New York, February 11, 2015–The Committee to Protect Journalists calls on Egyptian authorities to drop the charges against imprisoned Al-Jazeera journalists Mohamed Fadel Fahmy and Baher Mohamed, whose retrial is scheduled to begin on Thursday. A court said it had ordered the retrial because of lack of evidence leading to their conviction of “conspiring with the Muslim Brotherhood,” which the government has declared a terrorist organization, according to news reports. In June 2014, Fahmy was sentenced to seven years and Mohamed to 10 years.
“Mohamed Fadel Fahmy and Baher Mohamed were doing their jobs as journalists and there is no reason that either of them should have spent a single day in jail,” said Sherif Mansour, CPJ’s Middle East and North Africa program coordinator. “We call on Egyptian authorities to drop the charges against the two Al-Jazeera journalists and release them, as well as all of their colleagues in prison, and reform the laws that put them there.”

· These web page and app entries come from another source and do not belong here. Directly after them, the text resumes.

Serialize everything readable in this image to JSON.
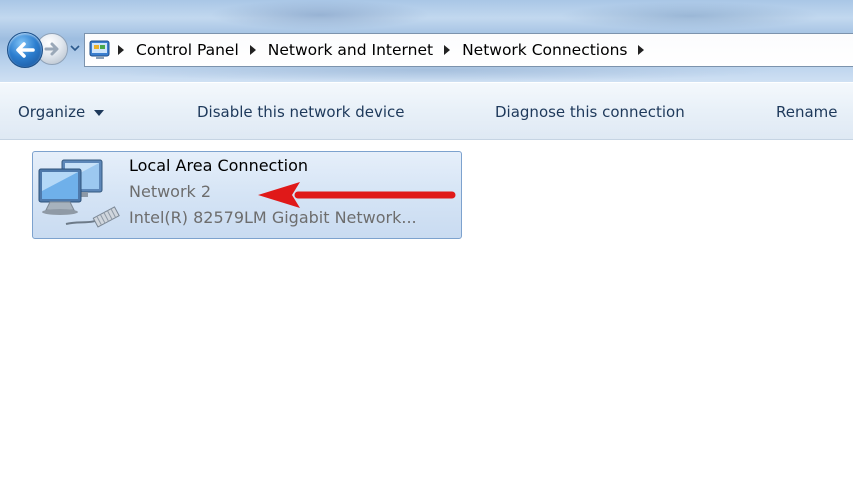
{
  "breadcrumb": {
    "items": [
      "Control Panel",
      "Network and Internet",
      "Network Connections"
    ]
  },
  "toolbar": {
    "organize_label": "Organize",
    "disable_label": "Disable this network device",
    "diagnose_label": "Diagnose this connection",
    "rename_label": "Rename"
  },
  "connection": {
    "name": "Local Area Connection",
    "network": "Network  2",
    "adapter": "Intel(R) 82579LM Gigabit Network..."
  },
  "icons": {
    "back": "back-arrow-icon",
    "forward": "forward-arrow-icon",
    "address": "control-panel-icon",
    "connection": "network-connection-icon",
    "annotation": "red-arrow-icon"
  },
  "colors": {
    "command_text": "#1e395b",
    "selection_bg": "#d5e4f5",
    "selection_border": "#7da2ce",
    "secondary_text": "#6d6d6d",
    "annotation_red": "#e01919"
  }
}
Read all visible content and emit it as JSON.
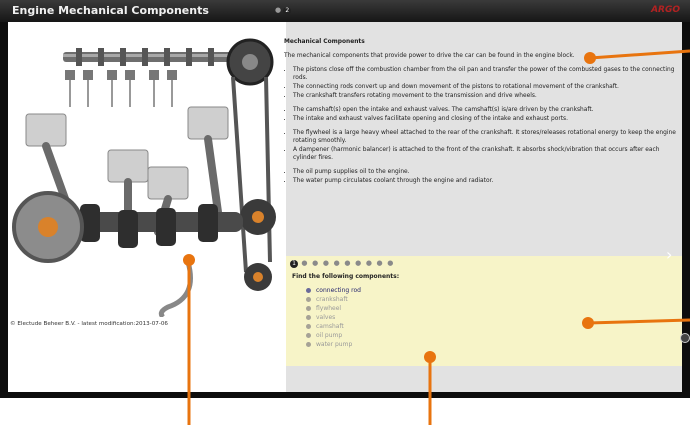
{
  "window": {
    "title": "Engine Mechanical Components",
    "logo": "ARGO"
  },
  "copyright": "© Electude Beheer B.V. - latest modification:2013-07-06",
  "page_dots": {
    "active": "2"
  },
  "info": {
    "heading": "Mechanical Components",
    "intro": "The mechanical components that provide power to drive the car can be found in the engine block.",
    "group1": [
      "The pistons close off the combustion chamber from the oil pan and transfer the power of the combusted gases to the connecting rods.",
      "The connecting rods convert up and down movement of the pistons to rotational movement of the crankshaft.",
      "The crankshaft transfers rotating movement to the transmission and drive wheels."
    ],
    "group2": [
      "The camshaft(s) open the intake and exhaust valves. The camshaft(s) is/are driven by the crankshaft.",
      "The intake and exhaust valves facilitate opening and closing of the intake and exhaust ports."
    ],
    "group3": [
      "The flywheel is a large heavy wheel attached to the rear of the crankshaft. It stores/releases rotational energy to keep the engine rotating smoothly.",
      "A dampener (harmonic balancer) is attached to the front of the crankshaft. It absorbs shock/vibration that occurs after each cylinder fires."
    ],
    "group4": [
      "The oil pump supplies oil to the engine.",
      "The water pump circulates coolant through the engine and radiator."
    ]
  },
  "quiz": {
    "active_dot": "1",
    "instruction": "Find the following components:",
    "items": [
      "connecting rod",
      "crankshaft",
      "flywheel",
      "valves",
      "camshaft",
      "oil pump",
      "water pump"
    ]
  },
  "colors": {
    "annotation": "#e8740f",
    "quiz_bg": "#f7f4c8",
    "panel_bg": "#e2e2e2",
    "active_item": "#1f1f6b"
  }
}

Earlier this month, a third Al-Jazeera journalist, Peter Greste, an Australian citizen, was released from prison following a presidential decree issued in November that allows foreign prisoners to be deported, according to news reports. The move sparked hopes that Fahmy, an Egyptian-Canadian who renounced his Egyptian citizenship, would be freed, news reports said. At least 11 journalists, including Fahmy and Mohamed, are behind bars in Egypt, according to CPJ research. CPJ produced the documentary “Under Threat” in 2014, highlighting the risks journalists face inside the country.